How do hawks know when to migrate during different seasons?
Hawks have seasonal instincts, relying on environmental cues such as changes in daylight and temperature to determine when to migrate.
These cues trigger hormonal changes that initiate the migration process, allowing hawks to navigate long distances with remarkable accuracy.
What is the lifespan of a hawk in the wild?
The lifespan of hawks in the wild is influenced by various health factors, including disease and predation. Habitat and diet also play significant roles in determining their lifespan. An engaging scientific analysis reveals the complexities of their survival.
Conclusion and Final Thoughts
In summary, understanding the hunting strategies of hawks provides valuable insight into the complex and sophisticated behavior of these birds of prey.
It is clear that hawks are highly skilled hunters, using a combination of speed, agility, and intelligence to capture their prey.
Efforts to protect and preserve these birds are crucial to maintaining the delicate balance of our ecosystem.
Reflections on the importance of conservation and the implications of losing these apex predators cannot be overstated.
As we continue to study and learn about the behavior of hawks, we gain a greater appreciation for the natural world and the wonders it holds.
Through our efforts to protect and preserve these magnificent creatures, we can ensure that future generations will have the opportunity to witness the incredible hunting strategies of hawks and the vital role they play in our world.
|Attributes||Swift movements||Acrobatic maneuvers||Strategic planning||Accurate strikes|
|Benefits||Enables quick pursuit||Facilitates evasive action||Enhances hunting success||Results in efficient kills|
As evidenced by the table above, hawks possess a combination of physical and cognitive abilities that allow them to be highly effective hunters.
Their speed, agility, intelligence, and precision work together to facilitate quick pursuit, evasive action, strategic planning, and accurate strikes, resulting in efficient kills.
These attributes are not only fascinating to observe, but also vital to the survival of the hawk species.

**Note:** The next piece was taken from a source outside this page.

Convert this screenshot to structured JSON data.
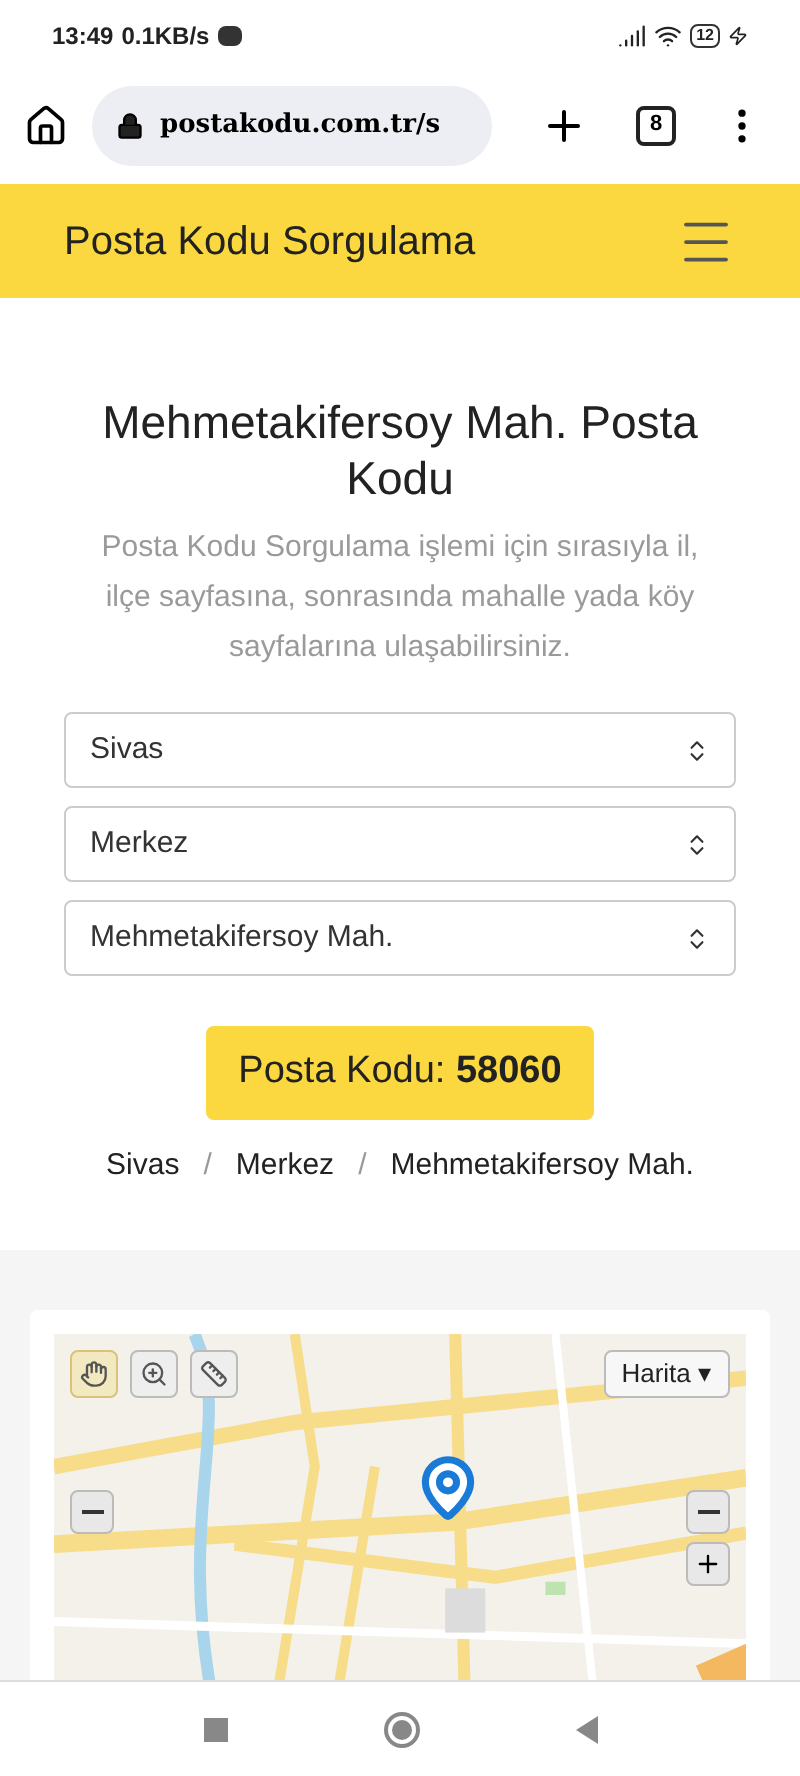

It is imperative that we continue to reflect on the importance of conservation and the implications of losing these apex predators, and take action to protect and preserve them for future generations to appreciate and admire.